On Saturday, Zarif called the deployment of extra US troops to the region “very dangerous and a threat to international peace and security.” It follows a US decision in early May to send an aircraft carrier strike force and B-52 bombers in a show of force against what Washington’s leaders believed was an imminent Iranian plan to attack US assets.
Meanwhile, Iranian Deputy Foreign Minister Abbas Araqchi arrived in Oman and discussed “regional developments” with Yousuf Bin Alawi Bin Abdullah, the sultanate’s minister responsible for foreign affairs, Oman News Agency reported.

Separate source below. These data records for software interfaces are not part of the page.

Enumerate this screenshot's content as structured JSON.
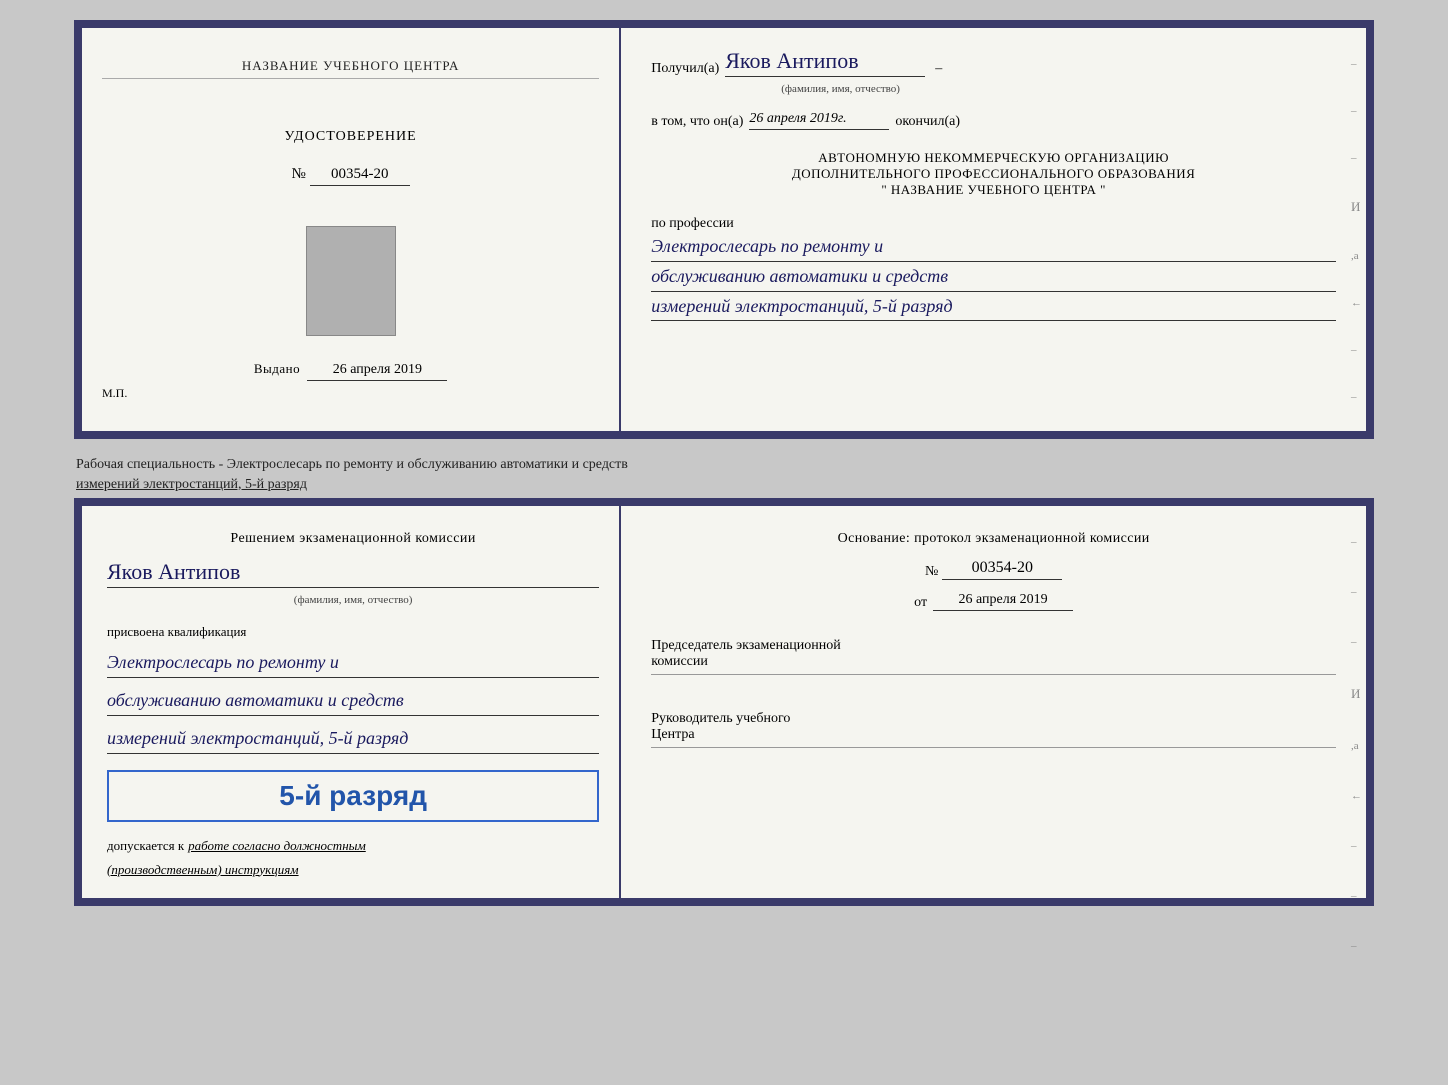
{
  "top_cert": {
    "left": {
      "title": "НАЗВАНИЕ УЧЕБНОГО ЦЕНТРА",
      "udostoverenie_label": "УДОСТОВЕРЕНИЕ",
      "number_prefix": "№",
      "number": "00354-20",
      "issued_label": "Выдано",
      "issued_date": "26 апреля 2019",
      "mp_label": "М.П."
    },
    "right": {
      "received_label": "Получил(а)",
      "recipient_name": "Яков Антипов",
      "fio_note": "(фамилия, имя, отчество)",
      "date_label": "в том, что он(а)",
      "date_value": "26 апреля 2019г.",
      "finished_label": "окончил(а)",
      "org_line1": "АВТОНОМНУЮ НЕКОММЕРЧЕСКУЮ ОРГАНИЗАЦИЮ",
      "org_line2": "ДОПОЛНИТЕЛЬНОГО ПРОФЕССИОНАЛЬНОГО ОБРАЗОВАНИЯ",
      "org_line3": "\"  НАЗВАНИЕ УЧЕБНОГО ЦЕНТРА  \"",
      "profession_label": "по профессии",
      "profession_line1": "Электрослесарь по ремонту и",
      "profession_line2": "обслуживанию автоматики и средств",
      "profession_line3": "измерений электростанций, 5-й разряд"
    }
  },
  "separator": {
    "text_line1": "Рабочая специальность - Электрослесарь по ремонту и обслуживанию автоматики и средств",
    "text_line2": "измерений электростанций, 5-й разряд"
  },
  "bottom_cert": {
    "left": {
      "decision_label": "Решением экзаменационной комиссии",
      "name": "Яков Антипов",
      "fio_note": "(фамилия, имя, отчество)",
      "qualification_label": "присвоена квалификация",
      "qual_line1": "Электрослесарь по ремонту и",
      "qual_line2": "обслуживанию автоматики и средств",
      "qual_line3": "измерений электростанций, 5-й разряд",
      "rank_label": "5-й разряд",
      "allowed_label": "допускается к",
      "allowed_work": "работе согласно должностным",
      "allowed_work2": "(производственным) инструкциям"
    },
    "right": {
      "basis_label": "Основание: протокол экзаменационной комиссии",
      "number_prefix": "№",
      "number": "00354-20",
      "date_prefix": "от",
      "date": "26 апреля 2019",
      "chairman_label": "Председатель экзаменационной",
      "chairman_label2": "комиссии",
      "director_label": "Руководитель учебного",
      "director_label2": "Центра"
    }
  }
}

“Araqchi stressed the importance of peace and security in the Gulf region and warned against the destructive policies of the United States,” Iran’s Foreign Ministry said on its website. “He rejected any direct or indirect talks with America.” In Tehran, President Hassan Rouhani floated the idea of holding a referendum over Iran’s nuclear programme, Iranian media reported.
A referendum on the programme could give Iran’s leaders space to manoeuvre and a chance to resolve the stand-off with the United States.
“Article 59 of the Constitution (referendum ) is a deadlock breaker and could be a problem-solver at any junction,” the semi-official news agency ILNA quoted Rouhani as saying late on Saturday.
Rouhani said that, when he was a top nuclear negotiator in 2004, he had proposed holding a referendum on the nuclear issue to Supreme Leader Ayatollah Ali Khamenei.
Washington says the latest reinforcements are in response to a “campaign” of recent attacks including a rocket launched into the Green Zone in Baghdad, explosive devices that damaged four tankers near the entrance to the Gulf, and drone strikes by Yemeni rebels on a key Saudi oil pipeline.
Iran has denied any involvement.
On May 15, the United States ordered the evacuation of non-emergency staff from its Baghdad embassy and Arbil consulate, citing an “imminent” threat from Iranian-linked armed groups in Iraq, two of which rejected the claim.
During the three-year battle to oust the Daesh militant group from Iraqi cities, Iran-backed Shiite militias on the ground effectively fought on the same side as US-led coalition warplanes in the skies.
But since Iraq declared victory over the militants in December 2017, relations between Washington and Tehran have deteriorated sharply.
In May last year, US President Donald Trump pulled out of the landmark nuclear deal with Iran and later re-instated tough sanctions.
Zarif was due to meet representatives of Iraq’s different political forces as well as religious dignitaries in the Shiite Holy Cities of Karbala and Najaf in southern Iraq during his visit through Monday.